Updated: Jan 1
MIKETZ (GEN 41:1- 44:17)
Continuing this week with the Joseph story, this parshah begins with the Pharoah’s dreams and takes us right up until the moment when Joseph accuses Benjamin (cliffhanger!). I think because this musical was so much a part of my childhood- Donny Osmond as Joseph will never not seem perfect- I literally could hear the Andrew Lloyd Webber songs as I was reading the Torah.
As a trans person, or a queer person, a bi person, a gay person, dreaming is part of who we are- or at least who I am. We/I fantasize constantly. We live in a world in our heads that, often, isn’t reality. So the idea of Joseph the dreamer, who becomes Joseph, the DOER, is really powerful.

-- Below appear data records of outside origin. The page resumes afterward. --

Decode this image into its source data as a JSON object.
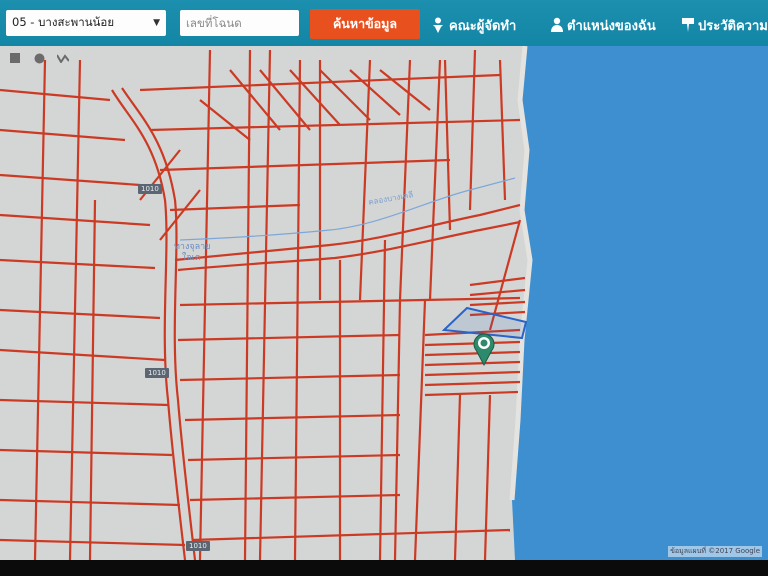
{
  "toolbar": {
    "district_select": {
      "value": "05 - บางสะพานน้อย"
    },
    "deed_input": {
      "placeholder": "เลขที่โฉนด"
    },
    "search_button": {
      "label": "ค้นหาข้อมูล"
    },
    "nav": [
      {
        "label": "คณะผู้จัดทำ",
        "icon": "person-tie-icon"
      },
      {
        "label": "ตำแหน่งของฉัน",
        "icon": "person-icon"
      },
      {
        "label": "ประวัติความ",
        "icon": "tooltip-icon"
      }
    ],
    "colors": {
      "bar": "#1a8aab",
      "search_button": "#e8501e"
    }
  },
  "map": {
    "controls": [
      "square-draw-icon",
      "circle-draw-icon",
      "polyline-draw-icon"
    ],
    "road_labels": [
      "1010",
      "1010",
      "1010"
    ],
    "place_label": [
      "ทางจุลาย",
      "ใจเด"
    ],
    "canal_label": "คลองบางเคลี",
    "attribution": "ข้อมูลแผนที่ ©2017 Google",
    "colors": {
      "land": "#d3d6d5",
      "parcel_line": "#cc3a24",
      "sea": "#3e8fcf",
      "highlight": "#2a63c9",
      "marker": "#2d8a6c"
    }
  }
}
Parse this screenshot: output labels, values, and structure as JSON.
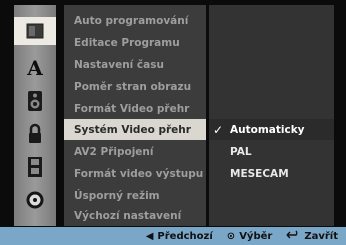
{
  "menu": {
    "items": [
      {
        "label": "Auto programování"
      },
      {
        "label": "Editace Programu"
      },
      {
        "label": "Nastavení času"
      },
      {
        "label": "Poměr stran obrazu"
      },
      {
        "label": "Formát Video přehr"
      },
      {
        "label": "Systém Video přehr",
        "selected": true
      },
      {
        "label": "AV2 Připojení"
      },
      {
        "label": "Formát video výstupu"
      },
      {
        "label": "Úsporný režim"
      },
      {
        "label": "Výchozí nastavení"
      }
    ]
  },
  "submenu": {
    "items": [
      {
        "label": "Automaticky",
        "checked": true
      },
      {
        "label": "PAL"
      },
      {
        "label": "MESECAM"
      }
    ],
    "check_glyph": "✓"
  },
  "icons": [
    {
      "name": "setup-panel-icon"
    },
    {
      "name": "language-a-icon"
    },
    {
      "name": "audio-speaker-icon"
    },
    {
      "name": "lock-icon"
    },
    {
      "name": "film-record-icon"
    },
    {
      "name": "disc-icon"
    }
  ],
  "footer": {
    "prev_glyph": "◀",
    "prev_label": "Předchozí",
    "select_glyph": "⊙",
    "select_label": "Výběr",
    "close_glyph": "ꗃ",
    "close_label": "Zavřít"
  },
  "colors": {
    "accent": "#7aa6c8",
    "selected_bg": "#d9d7cf"
  }
}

But I think the thing about this story that I like the best, and why it is probably my favorite part of the Torah ( I am always sad when Genesis ends!) – is because the characters in this story specifically feel the most human. Joseph, by any standard, is fine, after his family sells him off, kicks him out. Like so many queer kids, that feeling of not being a part of the family, whether is something as terrible as being kicked out of the family, or just (JUST?) having them not speak to you, is terrible. The people (literally, in the case of Joseph- his brothers) should be the first people in line in the world to understand you. Of all the people in the world to accept you, it should be your family. But that is so often not the case. It is so often in fact the opposite. For our families, and for people closest to us, for those with their own strong ideas of who we are, anything that goes against those expectations and understandings can be met with walls. Or…. Ditches. I think it is such a stereotype for a family to reject a queer person (although it happens less now with the younger generation) that people sort of forget what it means to have family reject you, to not understand you.
For all the talk that we, as queer people do, about “chosen families”, and “self- acceptance”, I feel like personally one of the hardest parts about coming out for me- was that, although I anticipated that my parents would struggle with it, I did NOT expect my siblings to have as hard of a time with it as they did. We need close people in our lives. We need family. We need intimacy. 'We need people we can lean on. And when those people abandon us, it is isolating in a completely unimaginable way. We expect our family, on some level, to always be there. So, at the end of the story, at the end of today’s Parshah, I get it. I get it that Joseph tests them. I get that he has to leave to room three times to cry. He’s been terribly terribly hurt. And yet he still wants a relationship with them. He still wants them to be ok. He still wants it to work out. I think, before I came out as trans, I didn’t really understand this. I would watch things like drag race, or movies, and see a queer character or something that gets hurt by their family and just want them, desperately, to cut the ties. I just KNEW that that was what was best. But when it's you, then you know, sometimes there’s just more to it than that. You only get one family. And you only get this one lifetime. And yeah, it may take years and years and years for it all to come around, and for everyone to sit around at a table and hug again. But it might happen. It might. I’m just not going to completely say no to the possibility.